Start of Source material
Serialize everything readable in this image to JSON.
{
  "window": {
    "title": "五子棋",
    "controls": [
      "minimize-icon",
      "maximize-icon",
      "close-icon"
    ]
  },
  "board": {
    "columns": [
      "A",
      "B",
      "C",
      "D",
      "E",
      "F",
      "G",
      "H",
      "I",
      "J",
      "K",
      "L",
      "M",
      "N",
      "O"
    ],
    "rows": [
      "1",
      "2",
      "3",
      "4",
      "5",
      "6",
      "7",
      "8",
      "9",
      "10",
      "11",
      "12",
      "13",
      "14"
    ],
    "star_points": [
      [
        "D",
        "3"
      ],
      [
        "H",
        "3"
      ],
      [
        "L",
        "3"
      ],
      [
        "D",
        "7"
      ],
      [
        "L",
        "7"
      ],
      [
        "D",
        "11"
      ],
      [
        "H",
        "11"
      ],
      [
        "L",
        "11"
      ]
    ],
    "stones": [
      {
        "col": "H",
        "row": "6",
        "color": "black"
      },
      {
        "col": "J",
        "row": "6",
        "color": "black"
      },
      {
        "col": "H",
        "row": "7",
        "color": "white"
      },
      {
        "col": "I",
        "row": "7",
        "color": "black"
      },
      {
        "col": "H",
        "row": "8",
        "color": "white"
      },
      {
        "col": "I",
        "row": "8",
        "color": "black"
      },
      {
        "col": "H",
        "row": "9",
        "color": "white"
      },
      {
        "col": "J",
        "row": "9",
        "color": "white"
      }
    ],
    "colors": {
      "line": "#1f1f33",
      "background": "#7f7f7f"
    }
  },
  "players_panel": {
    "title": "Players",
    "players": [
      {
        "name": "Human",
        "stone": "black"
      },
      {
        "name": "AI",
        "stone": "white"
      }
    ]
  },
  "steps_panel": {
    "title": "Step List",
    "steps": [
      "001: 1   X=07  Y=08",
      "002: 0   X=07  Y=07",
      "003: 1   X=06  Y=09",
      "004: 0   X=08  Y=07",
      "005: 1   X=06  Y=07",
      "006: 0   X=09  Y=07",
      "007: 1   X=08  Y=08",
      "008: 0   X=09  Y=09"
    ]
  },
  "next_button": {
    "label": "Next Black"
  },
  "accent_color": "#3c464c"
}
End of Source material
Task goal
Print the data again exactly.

Exercise answer
Serialize everything readable in this image to JSON.
{
  "window": {
    "title": "五子棋",
    "controls": [
      "minimize-icon",
      "maximize-icon",
      "close-icon"
    ]
  },
  "board": {
    "columns": [
      "A",
      "B",
      "C",
      "D",
      "E",
      "F",
      "G",
      "H",
      "I",
      "J",
      "K",
      "L",
      "M",
      "N",
      "O"
    ],
    "rows": [
      "1",
      "2",
      "3",
      "4",
      "5",
      "6",
      "7",
      "8",
      "9",
      "10",
      "11",
      "12",
      "13",
      "14"
    ],
    "star_points": [
      [
        "D",
        "3"
      ],
      [
        "H",
        "3"
      ],
      [
        "L",
        "3"
      ],
      [
        "D",
        "7"
      ],
      [
        "L",
        "7"
      ],
      [
        "D",
        "11"
      ],
      [
        "H",
        "11"
      ],
      [
        "L",
        "11"
      ]
    ],
    "stones": [
      {
        "col": "H",
        "row": "6",
        "color": "black"
      },
      {
        "col": "J",
        "row": "6",
        "color": "black"
      },
      {
        "col": "H",
        "row": "7",
        "color": "white"
      },
      {
        "col": "I",
        "row": "7",
        "color": "black"
      },
      {
        "col": "H",
        "row": "8",
        "color": "white"
      },
      {
        "col": "I",
        "row": "8",
        "color": "black"
      },
      {
        "col": "H",
        "row": "9",
        "color": "white"
      },
      {
        "col": "J",
        "row": "9",
        "color": "white"
      }
    ],
    "colors": {
      "line": "#1f1f33",
      "background": "#7f7f7f"
    }
  },
  "players_panel": {
    "title": "Players",
    "players": [
      {
        "name": "Human",
        "stone": "black"
      },
      {
        "name": "AI",
        "stone": "white"
      }
    ]
  },
  "steps_panel": {
    "title": "Step List",
    "steps": [
      "001: 1   X=07  Y=08",
      "002: 0   X=07  Y=07",
      "003: 1   X=06  Y=09",
      "004: 0   X=08  Y=07",
      "005: 1   X=06  Y=07",
      "006: 0   X=09  Y=07",
      "007: 1   X=08  Y=08",
      "008: 0   X=09  Y=09"
    ]
  },
  "next_button": {
    "label": "Next Black"
  },
  "accent_color": "#3c464c"
}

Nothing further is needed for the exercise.